Nonetheless, Moore is fairly confident that the end of Cheap Food means that the crisis cannot be deferred. That Cheap Food is big enough that when it fails, everything fails with it. Then he suggests “the end of Cheap Food may well be the end of modernity, and the start of something better” (290). Maybe yes. Maybe no. There is no reason for anyone to be sure about the something better part. What comes after capitalism is, of course, a big open question that gets relentlessly debated and these debates often split along utopic and dystopic lines. Many have theorized — even a number of devoted anti-capitalists — the possibility of a massive die-off. Moore is more utopic. He claims that food politics offer a glimpse of the future. When he gets there, in the last four pages of the last chapter, he quotes Rebecca Solnit’s The Revolution Has Already Occurred” from The Nation. This is the article in which Solnit claims that community gardens are a sort of revolution. The article is muddy. She claims it is an anarchist sort of one and a direct democracy sort of one. But not just muddy, also so delusional in pursuit of the mollifying emotions of hope that it claims that a revolt could happen one first-world community garden at a time. It is almost shocking to see it quoted at such length at the end of Moore’s book because it felt as if he had been working against this sort of understanding from the beginning. Any understanding of a world-economy as a world-ecology would have to at least consider that as community gardens are part of the web of life, they too are at risk from toxic soil, super weeds, and climate change. Another way to put this: whatever sort of hope Moore wants to throw in at the end for some reason, the prior two hundred and some pages suggest something more complicated, and it is that something that is worth listening to with care.
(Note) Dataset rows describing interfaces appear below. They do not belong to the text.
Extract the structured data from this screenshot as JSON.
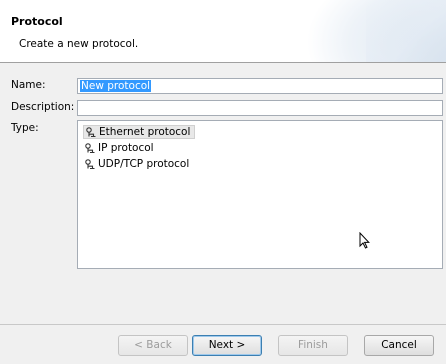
{
  "banner": {
    "title": "Protocol",
    "message": "Create a new protocol."
  },
  "form": {
    "name_label": "Name:",
    "name_value": "New protocol",
    "description_label": "Description:",
    "description_value": "",
    "type_label": "Type:"
  },
  "types": [
    {
      "label": "Ethernet protocol",
      "icon": "protocol-icon",
      "selected": true
    },
    {
      "label": "IP protocol",
      "icon": "protocol-icon",
      "selected": false
    },
    {
      "label": "UDP/TCP protocol",
      "icon": "protocol-icon",
      "selected": false
    }
  ],
  "buttons": {
    "back": "< Back",
    "next": "Next >",
    "finish": "Finish",
    "cancel": "Cancel"
  }
}
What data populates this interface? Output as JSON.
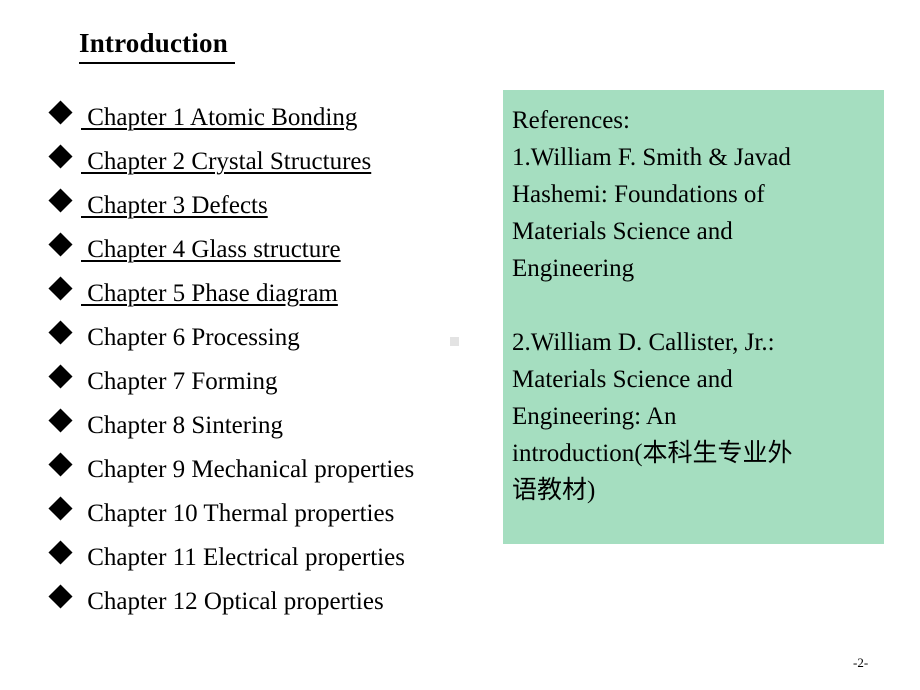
{
  "slide": {
    "title": "Introduction ",
    "page_number": "-2-",
    "background_color": "#ffffff"
  },
  "chapters": [
    {
      "bullet": "diamond-bullet",
      "label": " Chapter 1 Atomic Bonding",
      "underlined": true
    },
    {
      "bullet": "diamond-bullet",
      "label": " Chapter 2 Crystal Structures",
      "underlined": true
    },
    {
      "bullet": "diamond-bullet",
      "label": " Chapter 3 Defects",
      "underlined": true
    },
    {
      "bullet": "diamond-bullet",
      "label": " Chapter 4 Glass structure",
      "underlined": true
    },
    {
      "bullet": "diamond-bullet",
      "label": " Chapter 5 Phase diagram",
      "underlined": true
    },
    {
      "bullet": "diamond-bullet",
      "label": " Chapter 6 Processing",
      "underlined": false
    },
    {
      "bullet": "diamond-bullet",
      "label": " Chapter 7 Forming",
      "underlined": false
    },
    {
      "bullet": "diamond-bullet",
      "label": " Chapter 8 Sintering",
      "underlined": false
    },
    {
      "bullet": "diamond-bullet",
      "label": " Chapter 9 Mechanical properties",
      "underlined": false
    },
    {
      "bullet": "diamond-bullet",
      "label": " Chapter 10 Thermal properties",
      "underlined": false
    },
    {
      "bullet": "diamond-bullet",
      "label": " Chapter 11 Electrical properties",
      "underlined": false
    },
    {
      "bullet": "diamond-bullet",
      "label": " Chapter 12 Optical properties",
      "underlined": false
    }
  ],
  "references": {
    "background_color": "#a5dec0",
    "heading": "References:",
    "lines": [
      "1.William F. Smith & Javad",
      "Hashemi: Foundations of",
      "Materials Science and",
      "Engineering",
      "",
      "2.William D. Callister, Jr.:",
      "Materials Science and",
      "Engineering: An",
      "introduction(本科生专业外",
      "语教材)"
    ]
  }
}
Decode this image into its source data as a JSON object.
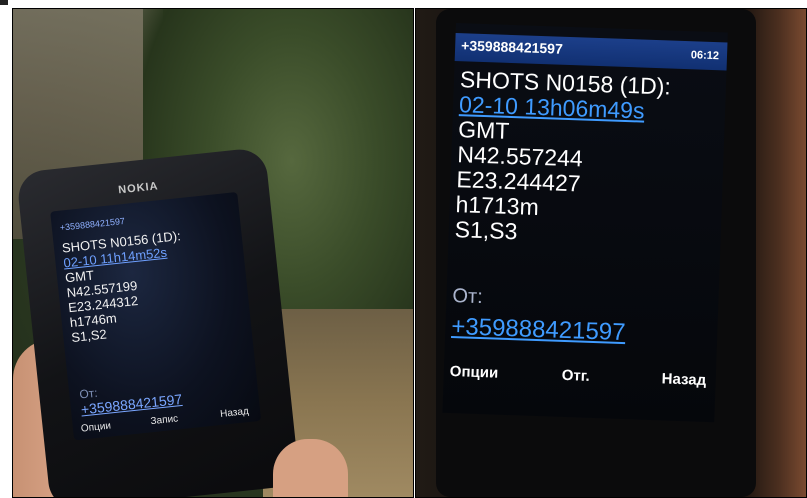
{
  "photo_left": {
    "brand": "NOKIA",
    "sender": "+359888421597",
    "message_lines": [
      "SHOTS N0156 (1D):",
      "02-10 11h14m52s",
      "GMT",
      "N42.557199",
      "E23.244312",
      "h1746m",
      "S1,S2"
    ],
    "from_label": "От:",
    "from_number": "+359888421597",
    "softkeys": [
      "Опции",
      "Запис",
      "Назад"
    ]
  },
  "photo_right": {
    "sender": "+359888421597",
    "time": "06:12",
    "message_lines": [
      "SHOTS N0158 (1D):",
      "02-10 13h06m49s",
      "GMT",
      "N42.557244",
      "E23.244427",
      "h1713m",
      "S1,S3"
    ],
    "from_label": "От:",
    "from_number": "+359888421597",
    "softkeys": [
      "Опции",
      "Отг.",
      "Назад"
    ]
  },
  "colors": {
    "screen_link": "#3f9bff",
    "header_bar": "#1c3f8a"
  }
}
  1. Jason W. Moore and Kamil Ahsan, “Capitalism in the Web of Life: an Interview with Jason W. Moore,” Viewpoint Magazine (28 September, 2015).